What is the name of your favorite color? Blue? Green? Maroon? How about exotic colors like Amaranth or Xanadu? Everyone is familiar with the basic colors of the rainbow, like red, green, blue, yellow, etc, but did you know there exists a whole list of strange or uncommon color names that you most likely never have heard of? Colors such as:
Unless you were lucky enough to have the really big Crayola box as a kid, odds are you are not familiar with many of the colors listed above. Unlike many other kinds of objects of scientific study, color is unique in that its existence is intimately tied to human perception. One could argue that objects in the world, strictly speaking, do not have color; they only reflect wavelengths of light.
“Color is a power which directly influences the soul.” — Wassily Kandinsky
Those wavelengths of light are then perceived as colors by sensing creatures like humans and are tied to emotional responses. Despite the semi-subjective nature of color, there are recurring and systematic features of our experiences of color that can be united to give a systematic account of how colors behave with respect to human perception. The science of quantifying and describing human perceptions of color is called colorimetry.
Basic Color Theory: Subtractive and Additive Models
Color theory attempts to describe the fundamental features of color and color mixing abstracted away from any particular visual medium. Historically, color theory has had inconsistencies in its description of colors as it had failed to note the distinction between two different kinds of color mixing, subtractive mixing which describes the mixing behavior of paints, dyes or pigments, and additive mixing which describes the mixing behavior of different wavelengths of light. This distinction arises because the absorption of light from the mixing of material substances differs from the absorption of light by the human eye. Further investigations into color theory saw different groups using different schemas of color mixing, with subtractive color schemas used by those interested int he visual arts, and additive schemas typically used by scientists interested in human vision and electronics.

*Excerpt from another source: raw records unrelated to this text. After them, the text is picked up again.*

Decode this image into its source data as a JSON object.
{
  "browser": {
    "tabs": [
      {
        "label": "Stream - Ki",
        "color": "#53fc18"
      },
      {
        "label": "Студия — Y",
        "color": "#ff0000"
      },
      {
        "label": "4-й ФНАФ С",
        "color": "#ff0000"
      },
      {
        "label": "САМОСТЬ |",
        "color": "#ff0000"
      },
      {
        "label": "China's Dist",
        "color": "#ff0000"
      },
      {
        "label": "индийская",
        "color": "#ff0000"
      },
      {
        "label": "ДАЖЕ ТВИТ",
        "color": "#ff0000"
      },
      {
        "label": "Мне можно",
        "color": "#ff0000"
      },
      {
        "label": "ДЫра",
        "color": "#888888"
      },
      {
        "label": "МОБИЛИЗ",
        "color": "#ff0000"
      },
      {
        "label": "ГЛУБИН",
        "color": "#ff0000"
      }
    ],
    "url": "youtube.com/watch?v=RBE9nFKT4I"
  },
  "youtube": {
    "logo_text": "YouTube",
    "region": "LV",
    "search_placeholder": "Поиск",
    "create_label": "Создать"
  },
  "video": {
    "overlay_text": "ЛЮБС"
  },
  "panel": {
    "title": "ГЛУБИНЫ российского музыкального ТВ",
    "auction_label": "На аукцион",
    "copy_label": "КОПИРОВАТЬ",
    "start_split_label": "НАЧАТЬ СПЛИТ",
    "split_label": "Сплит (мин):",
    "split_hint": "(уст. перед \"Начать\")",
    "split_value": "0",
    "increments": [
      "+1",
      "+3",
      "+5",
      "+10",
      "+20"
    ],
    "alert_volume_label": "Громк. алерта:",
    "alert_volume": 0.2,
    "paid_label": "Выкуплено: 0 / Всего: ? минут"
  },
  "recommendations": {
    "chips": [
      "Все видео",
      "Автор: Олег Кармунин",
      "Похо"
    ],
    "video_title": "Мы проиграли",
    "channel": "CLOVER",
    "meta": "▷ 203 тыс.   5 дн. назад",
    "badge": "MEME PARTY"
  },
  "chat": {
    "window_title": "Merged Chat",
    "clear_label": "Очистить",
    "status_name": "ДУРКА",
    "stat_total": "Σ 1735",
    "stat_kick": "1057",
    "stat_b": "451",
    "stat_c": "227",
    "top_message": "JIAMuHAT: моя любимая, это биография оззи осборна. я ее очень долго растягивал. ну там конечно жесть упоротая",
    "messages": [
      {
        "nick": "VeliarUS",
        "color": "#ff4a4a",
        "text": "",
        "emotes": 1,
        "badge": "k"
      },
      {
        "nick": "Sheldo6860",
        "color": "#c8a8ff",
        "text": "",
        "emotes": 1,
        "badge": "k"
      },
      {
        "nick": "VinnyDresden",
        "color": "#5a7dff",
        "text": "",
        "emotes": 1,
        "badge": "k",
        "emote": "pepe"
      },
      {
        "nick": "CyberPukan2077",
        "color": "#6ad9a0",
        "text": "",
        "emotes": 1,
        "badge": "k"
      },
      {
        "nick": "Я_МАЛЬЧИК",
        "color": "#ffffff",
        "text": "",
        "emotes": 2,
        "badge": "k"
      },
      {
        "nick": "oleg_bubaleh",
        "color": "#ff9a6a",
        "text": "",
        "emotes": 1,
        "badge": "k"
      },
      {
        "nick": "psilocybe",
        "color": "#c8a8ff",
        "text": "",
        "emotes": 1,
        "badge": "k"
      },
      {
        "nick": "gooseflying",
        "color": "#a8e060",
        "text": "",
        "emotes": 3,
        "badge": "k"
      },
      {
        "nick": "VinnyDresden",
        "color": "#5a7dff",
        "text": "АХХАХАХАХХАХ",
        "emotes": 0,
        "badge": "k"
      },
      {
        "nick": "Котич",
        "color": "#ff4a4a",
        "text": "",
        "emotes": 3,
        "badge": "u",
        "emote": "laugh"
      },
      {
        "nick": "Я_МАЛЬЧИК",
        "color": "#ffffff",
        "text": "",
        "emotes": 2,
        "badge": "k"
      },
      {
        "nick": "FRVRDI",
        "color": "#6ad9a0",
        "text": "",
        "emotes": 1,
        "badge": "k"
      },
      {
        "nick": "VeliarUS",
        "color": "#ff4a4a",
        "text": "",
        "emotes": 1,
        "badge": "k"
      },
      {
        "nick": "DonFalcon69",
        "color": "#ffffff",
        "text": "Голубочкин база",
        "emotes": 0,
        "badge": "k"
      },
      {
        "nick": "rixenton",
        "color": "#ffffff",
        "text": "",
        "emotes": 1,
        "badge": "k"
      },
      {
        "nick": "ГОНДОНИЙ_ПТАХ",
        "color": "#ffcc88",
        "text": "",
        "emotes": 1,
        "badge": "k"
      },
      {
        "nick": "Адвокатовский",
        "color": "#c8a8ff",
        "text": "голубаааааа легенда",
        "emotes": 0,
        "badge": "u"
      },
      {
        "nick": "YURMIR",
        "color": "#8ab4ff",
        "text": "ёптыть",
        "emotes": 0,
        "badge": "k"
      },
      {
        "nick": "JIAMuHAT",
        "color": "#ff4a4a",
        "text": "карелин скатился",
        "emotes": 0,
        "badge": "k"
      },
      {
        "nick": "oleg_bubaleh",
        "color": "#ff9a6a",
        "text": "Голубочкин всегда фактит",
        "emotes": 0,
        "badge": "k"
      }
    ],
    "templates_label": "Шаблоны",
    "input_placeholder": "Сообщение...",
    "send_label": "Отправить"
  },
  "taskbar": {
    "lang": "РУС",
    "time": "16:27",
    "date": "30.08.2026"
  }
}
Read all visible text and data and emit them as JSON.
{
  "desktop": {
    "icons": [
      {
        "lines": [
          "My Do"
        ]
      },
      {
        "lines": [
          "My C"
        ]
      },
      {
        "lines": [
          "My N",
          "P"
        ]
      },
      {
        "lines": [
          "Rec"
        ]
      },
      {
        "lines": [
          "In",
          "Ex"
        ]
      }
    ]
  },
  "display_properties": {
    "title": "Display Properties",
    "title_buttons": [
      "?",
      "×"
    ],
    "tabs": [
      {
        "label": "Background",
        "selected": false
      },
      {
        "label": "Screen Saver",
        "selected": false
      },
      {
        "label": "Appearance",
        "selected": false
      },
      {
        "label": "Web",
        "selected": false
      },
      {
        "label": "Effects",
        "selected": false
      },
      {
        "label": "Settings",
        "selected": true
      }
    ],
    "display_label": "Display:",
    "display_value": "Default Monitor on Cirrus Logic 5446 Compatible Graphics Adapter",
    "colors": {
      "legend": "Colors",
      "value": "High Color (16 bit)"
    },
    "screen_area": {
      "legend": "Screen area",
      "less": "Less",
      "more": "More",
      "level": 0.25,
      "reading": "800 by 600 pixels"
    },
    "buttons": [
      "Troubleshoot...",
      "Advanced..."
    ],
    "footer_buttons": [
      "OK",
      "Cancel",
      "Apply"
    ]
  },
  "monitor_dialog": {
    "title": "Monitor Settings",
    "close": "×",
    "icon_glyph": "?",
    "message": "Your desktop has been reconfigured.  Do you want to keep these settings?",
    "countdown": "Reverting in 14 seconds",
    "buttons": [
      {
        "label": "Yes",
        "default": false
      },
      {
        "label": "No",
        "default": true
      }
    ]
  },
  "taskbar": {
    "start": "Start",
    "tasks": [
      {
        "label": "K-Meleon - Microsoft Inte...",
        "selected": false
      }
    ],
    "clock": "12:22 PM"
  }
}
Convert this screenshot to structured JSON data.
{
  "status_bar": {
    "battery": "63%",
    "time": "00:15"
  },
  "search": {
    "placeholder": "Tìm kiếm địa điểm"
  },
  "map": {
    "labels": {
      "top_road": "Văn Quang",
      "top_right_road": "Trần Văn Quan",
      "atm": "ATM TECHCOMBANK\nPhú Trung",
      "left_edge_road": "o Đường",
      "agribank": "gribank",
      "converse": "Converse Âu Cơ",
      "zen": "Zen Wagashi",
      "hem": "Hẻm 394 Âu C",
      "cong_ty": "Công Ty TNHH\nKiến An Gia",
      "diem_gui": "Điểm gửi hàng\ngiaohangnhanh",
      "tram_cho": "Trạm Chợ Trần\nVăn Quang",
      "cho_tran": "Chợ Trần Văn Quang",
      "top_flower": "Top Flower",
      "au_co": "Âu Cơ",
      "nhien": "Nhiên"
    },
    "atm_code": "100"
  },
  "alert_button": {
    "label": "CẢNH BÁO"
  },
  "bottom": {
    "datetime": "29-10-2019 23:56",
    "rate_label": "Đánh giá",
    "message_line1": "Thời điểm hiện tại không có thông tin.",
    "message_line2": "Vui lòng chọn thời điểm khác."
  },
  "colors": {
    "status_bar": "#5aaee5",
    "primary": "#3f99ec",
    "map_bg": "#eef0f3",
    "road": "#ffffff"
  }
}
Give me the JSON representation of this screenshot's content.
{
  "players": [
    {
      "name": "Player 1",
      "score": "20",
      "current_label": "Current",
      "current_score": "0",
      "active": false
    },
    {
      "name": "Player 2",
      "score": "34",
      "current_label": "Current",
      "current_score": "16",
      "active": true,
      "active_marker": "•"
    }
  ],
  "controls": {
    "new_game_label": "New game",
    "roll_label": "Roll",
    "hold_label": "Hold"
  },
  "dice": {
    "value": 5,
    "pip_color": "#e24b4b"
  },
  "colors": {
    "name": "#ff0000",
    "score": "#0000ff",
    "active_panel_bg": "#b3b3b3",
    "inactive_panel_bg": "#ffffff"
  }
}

The subtractive model of color is the model taught in most primary schools and is generally considered to predate modern scientific theories of color. According to traditional subtractive color theory, all possible colors can be produced out of differing ratios of the three primary colors, red blue, and yellow. Purple, orange, and green are secondary colors and can be produced by mixing equal amounts of red and blue, red and yellow, and blue and yellow, respectively.
The subtractive schema of color mixing is called subtractive as it begins with a palette of white light, and subsequent additions of pigment or dye subtract wavelengths from the white light, giving it color. Modern color printing techniques in printing and photography use a subtractive color schema but most often substitute the red, blue, yellow primary template with the more versatile pigments cyan, magenta, and yellow.
In contrast, additive models of color are based on representing colors as the combination of certain wavelengths of light. According to additive schemas, the basic primary colors are red, green, and blue, where other colors are achieved through the mixing of those wavelengths of light. Modern additive theories of color are based on the human trichromatic vision theory, in which each primary color red, blue, and green matches up with a corresponding receptor cell in the human eye. Additive models of color are called additive as they start with a black background and successively construct colors by adding together different wavelengths of light.
“Colors, like features, follow the changes of the emotions.” — Pablo Picasso
In many models of colors, black, and white are designated as special achromatic colors; that is, colors that have an intensity and value but no hue. Black and white can be added to other colors to make shades and tints respectively and are used to make other neutral colors such as brown, gray, and tan.
List of Colors And Their Names By Hue and Shade
The following is a list of colors, divided by hue (red, blue, yellow, etc) and further differentiated by shades. This list and division of the colors into main hues and corresponding shades are based on standard RGB color representation used in modern computers. The color of each pixel on a computer monitor is encoded as 3 255-bit values, where each bit corresponds to an intensity of the primary colors red, green, or blue. For example, white is encoded as (255, 255, 255) as white is a combination of equal parts red, green, and blue light. This system of representation is therefore capable of displaying 165,81,375 (255³) distinct variations of color. Additionally, a number of shades could be considered to fall under multiple primary hues. Aquamarine, for example, is commonly designated as a shade of blue and as a shade of green.
The color black corresponds to the complete absence of absorption of light. Black is a special achromatic color. Different shades of black include:
“Mere color can speak to the soul in a thousand different ways.” — Oscar Wilde
Blue light corresponds to a wavelength of 440-490 nm. Blue is a primary color in both additive and subtractive color models. Various shades of blue include:
Green light is perceived as a wavelength of roughly 520-570 nm. Green is a primary color in additive models of color. Shades of green are:
- Lime Green
- Forest green
Red light corresponds to a wavelength of roughly 625-750 nm. It is considered one of the additive and subtractive primary colors Some shades of red are:
The color purple corresponds to wavelengths of light roughly in the 380-450 nm range. Purple is the shortest wavelength of light that humans can perceive. Shades of purple include:
Yellow light sits around the middle of the visible spectrum, with a wavelength of roughly 570-580 nm. Yellow is considered one of the subtractive primary colors. Shades of yellow include: